usual pattern is errands, visits, appointments and jobs throughout the
day then by mid-evening at last having time to think 'what shall I draw?';
hence the fruit bowls, coffee tables and domestic bits and pieces that
have been appearing in this so-called nature diary recently.
Today, just before the light faded, I sat down for a break with a mug
of milky chai (a suitably spicy drink for this time of year) and drew
the bird feeder as a willow tit repeatedly visited it.
A great tit showed up too.
This is what I desperately need right now: more time to draw, preferably
during daylight hours, preferably somewhere out there in the wider world,
rather than sitting here at the dining room table.
It's a start though. But I need to work in colour again!
The Classics Reclassified
but you can't buy this in the shops! A few weeks ago, I was discussing
with my mum a book I remember we had when I was a child, The Classics
Reclassified (1961), by Richard Armour, 'in which
certain famous books are not so much digested as indigested, together
with mercifully brief biographies of their authors, a few unnecessary

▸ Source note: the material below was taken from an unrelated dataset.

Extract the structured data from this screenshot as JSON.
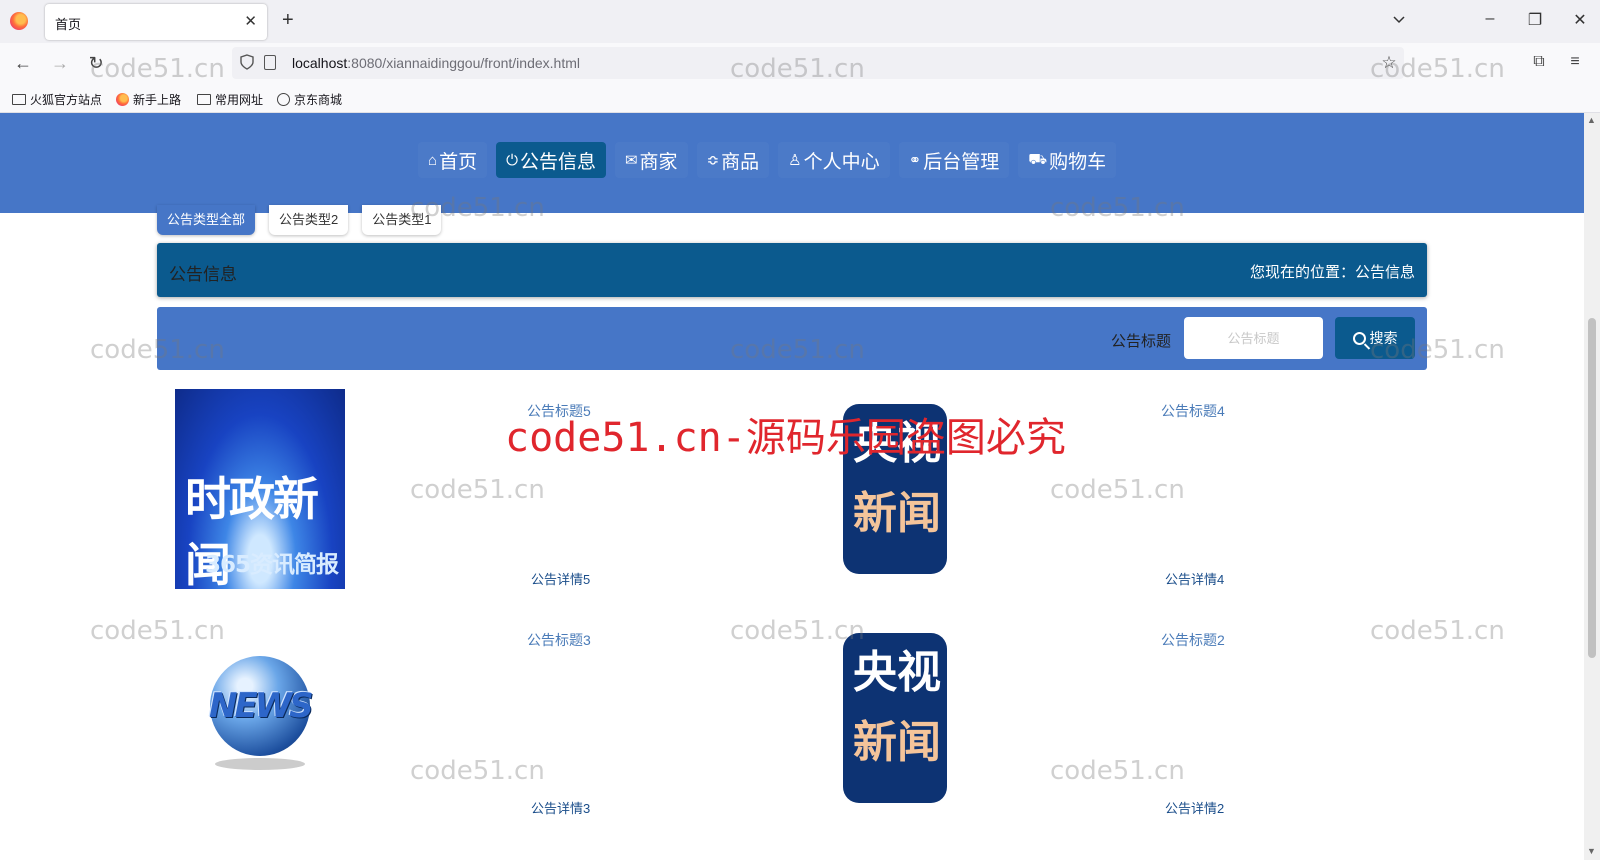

footnotes, and questions which it might be helpful not to answer.'
Our copy disappeared long ago but as my mum said she'd like to read it
again, I got our local bookseller, Rickaro, to track
down a copy.
Moby Dick, Silas Marner, David Copperfield
and The Iliad are amongst the books that get 'indigested'. For
instance here's an incident from the seige of Troy that didn't get into
the Bradd Pitt version:
'One warrior is smitten with a javelin that goes in at one temple and
out by another, but he is unharmed because he is not in either temple
at the time.'
Yes, the book is pretty much as I remember it! As it had no cover, and
it's a Christmas gift for my mum (don't tell her!), I soon designed one
in Microsoft Publisher, using one of Campbell Grant's
cartoons from the book.
There's a library stamp on the flyleaf; this copy evidently once sat
on a shelf on the Royal Navy's HMS Bellerophon.
Richard Bell, email@example.com